Federico was born into a wealthy and well-connected family in Granada. His mother was a school teacher who encouraged her son’s literary development. In 1914 he enrolled in Granada University to study Philosophy, Literature and Law. His first publication was an anthology of prose pieces on various political and cultural topics, published in 1918.
In 1919 he moved to Madrid where he found himself at the heart of an intellectual movement frequented by people of the caliber of Albert Einstein, John Maynard Keyes and Madame Curie. He also built strong links with Spanish intellectuals such as the film producer Luis Bruñuel, the poet Rafael Alberti and the artist Salvador Dalí.
In 1921 he returned to Granada and worked on various artistic productions with the composer Manuel de Falla. In 1929 he travelled to New York where he spend one year, followed by a period in Havana, Cuba, both of which had a strong influence on his intellectual and artistic development.
His return to Spain in 1931 coincided with the start of the Second Republic and Lorca became involved in a theatre group called “La Barraca” whose aim was to bring theatre productions to the towns and villages of Spain. In 1933 his plays became very popular in Buenos Aires and he spent some months there enjoying artistic and economic success. On his return to Spain he worked intensely, completing some of his most famous plays, organizing theatre groups, travelling, performing and giving recitals and conferences.
In the build up to the Civil War in 1936, he was offered asylum by Colombia and Mexico but he rejected these offers and continued to stay with his family in Granada. He never aligned himself politically and had a wide circle of friends of all political persuasions, including the Falange party leader José Antonio Primo de Rivera, who was a lover of poetry. When asked about his political beliefs he said: “I feel catholic, communist, anarchist, libertarian, traditionalist and monarchist”. He believed in human beings and friendship and did not appear to take any threat to his life seriously.

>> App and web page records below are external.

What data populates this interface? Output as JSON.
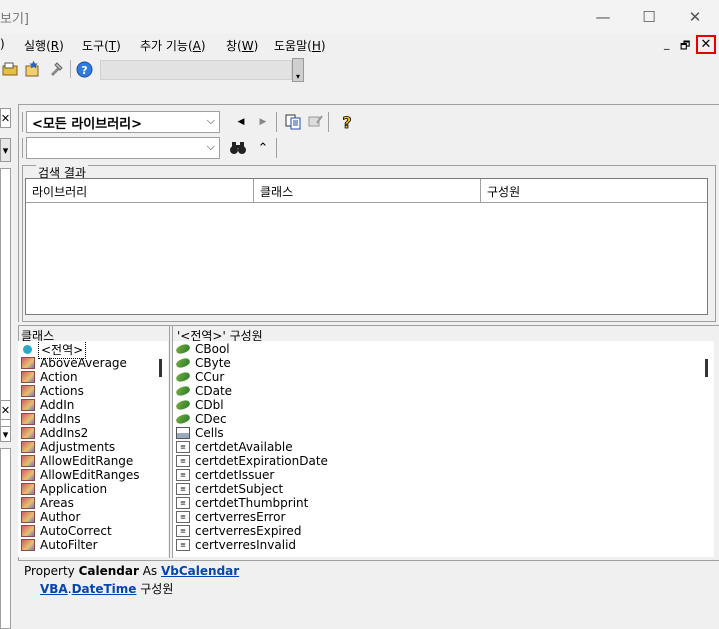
{
  "window": {
    "title": "보기]",
    "minimize": "—",
    "maximize": "☐",
    "close": "✕"
  },
  "menu": [
    {
      "label": ")",
      "key": "",
      "rest": ""
    },
    {
      "label": "실행(",
      "key": "R",
      "rest": ")"
    },
    {
      "label": "도구(",
      "key": "T",
      "rest": ")"
    },
    {
      "label": "추가 기능(",
      "key": "A",
      "rest": ")"
    },
    {
      "label": "창(",
      "key": "W",
      "rest": ")"
    },
    {
      "label": "도움말(",
      "key": "H",
      "rest": ")"
    }
  ],
  "mdi": {
    "minimize": "_",
    "restore": "🗗",
    "close": "✕"
  },
  "toolbar": {
    "icons": [
      "project-explorer-icon",
      "properties-icon",
      "toolbox-icon",
      "help-icon"
    ],
    "help_glyph": "?"
  },
  "object_browser": {
    "library_combo": "<모든 라이브러리>",
    "search_combo": "",
    "search_legend": "검색 결과",
    "columns": [
      "라이브러리",
      "클래스",
      "구성원"
    ],
    "classes_header": "클래스",
    "members_header": "'<전역>' 구성원",
    "classes": [
      {
        "name": "<전역>",
        "icon": "globe-icon"
      },
      {
        "name": "AboveAverage",
        "icon": "class-icon"
      },
      {
        "name": "Action",
        "icon": "class-icon"
      },
      {
        "name": "Actions",
        "icon": "class-icon"
      },
      {
        "name": "AddIn",
        "icon": "class-icon"
      },
      {
        "name": "AddIns",
        "icon": "class-icon"
      },
      {
        "name": "AddIns2",
        "icon": "class-icon"
      },
      {
        "name": "Adjustments",
        "icon": "class-icon"
      },
      {
        "name": "AllowEditRange",
        "icon": "class-icon"
      },
      {
        "name": "AllowEditRanges",
        "icon": "class-icon"
      },
      {
        "name": "Application",
        "icon": "class-icon"
      },
      {
        "name": "Areas",
        "icon": "class-icon"
      },
      {
        "name": "Author",
        "icon": "class-icon"
      },
      {
        "name": "AutoCorrect",
        "icon": "class-icon"
      },
      {
        "name": "AutoFilter",
        "icon": "class-icon"
      }
    ],
    "members": [
      {
        "name": "CBool",
        "icon": "function-icon"
      },
      {
        "name": "CByte",
        "icon": "function-icon"
      },
      {
        "name": "CCur",
        "icon": "function-icon"
      },
      {
        "name": "CDate",
        "icon": "function-icon"
      },
      {
        "name": "CDbl",
        "icon": "function-icon"
      },
      {
        "name": "CDec",
        "icon": "function-icon"
      },
      {
        "name": "Cells",
        "icon": "cells-property-icon"
      },
      {
        "name": "certdetAvailable",
        "icon": "constant-icon"
      },
      {
        "name": "certdetExpirationDate",
        "icon": "constant-icon"
      },
      {
        "name": "certdetIssuer",
        "icon": "constant-icon"
      },
      {
        "name": "certdetSubject",
        "icon": "constant-icon"
      },
      {
        "name": "certdetThumbprint",
        "icon": "constant-icon"
      },
      {
        "name": "certverresError",
        "icon": "constant-icon"
      },
      {
        "name": "certverresExpired",
        "icon": "constant-icon"
      },
      {
        "name": "certverresInvalid",
        "icon": "constant-icon"
      }
    ],
    "detail": {
      "line1_prefix": "Property ",
      "line1_name": "Calendar",
      "line1_as": " As ",
      "line1_type": "VbCalendar",
      "line2_lib": "VBA",
      "line2_dot": ".",
      "line2_class": "DateTime",
      "line2_suffix": " 구성원"
    }
  }
}
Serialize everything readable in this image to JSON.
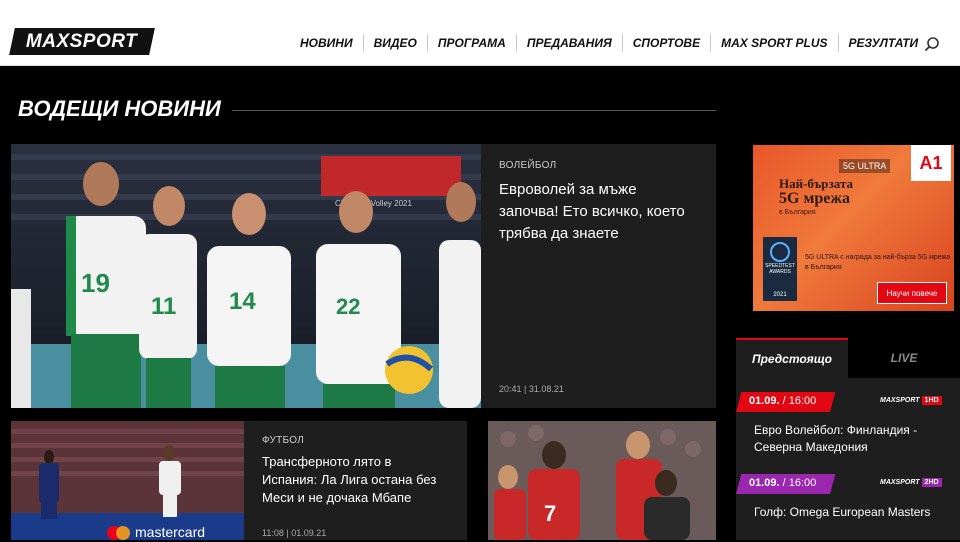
{
  "brand": {
    "logo_text": "MAXSPORT"
  },
  "nav": [
    {
      "label": "НОВИНИ"
    },
    {
      "label": "ВИДЕО"
    },
    {
      "label": "ПРОГРАМА"
    },
    {
      "label": "ПРЕДАВАНИЯ"
    },
    {
      "label": "СПОРТОВЕ"
    },
    {
      "label": "MAX SPORT PLUS"
    },
    {
      "label": "РЕЗУЛТАТИ"
    }
  ],
  "section": {
    "title": "ВОДЕЩИ НОВИНИ"
  },
  "hero": {
    "category": "ВОЛЕЙБОЛ",
    "title": "Евроволей за мъже започва! Ето всичко, което трябва да знаете",
    "date": "20:41 | 31.08.21",
    "image_caption": "CEV EuroVolley 2021"
  },
  "article2": {
    "category": "ФУТБОЛ",
    "title": "Трансферното лято в Испания: Ла Лига остана без Меси и не дочака Мбапе",
    "date": "11:08 | 01.09.21",
    "image_caption": "mastercard"
  },
  "ad": {
    "badge": "5G ULTRA",
    "brand": "A1",
    "headline_1": "Най-бързата",
    "headline_2": "5G мрежа",
    "headline_3": "в България",
    "award": "SPEEDTEST AWARDS",
    "award_year": "2021",
    "body": "5G ULTRA с награда за най-бърза 5G мрежа в България",
    "cta": "Научи повече"
  },
  "schedule": {
    "tabs": [
      {
        "label": "Предстоящо"
      },
      {
        "label": "LIVE"
      }
    ],
    "items": [
      {
        "date": "01.09.",
        "time": "16:00",
        "channel": "MAXSPORT",
        "hd": "1HD",
        "color": "#e30613",
        "hd_color": "#e30613",
        "title": "Евро Волейбол: Финландия - Северна Македония"
      },
      {
        "date": "01.09.",
        "time": "16:00",
        "channel": "MAXSPORT",
        "hd": "2HD",
        "color": "#9b27af",
        "hd_color": "#9b27af",
        "title": "Голф: Omega European Masters"
      }
    ]
  }
}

After being arrested and spending one night in an improvised jail, he was shot by the nationalist faction on 16th August 1936 along with other political prisoners, accused of being a Russian spy, having worked as a secretary to a socialist leader and for being a homosexual.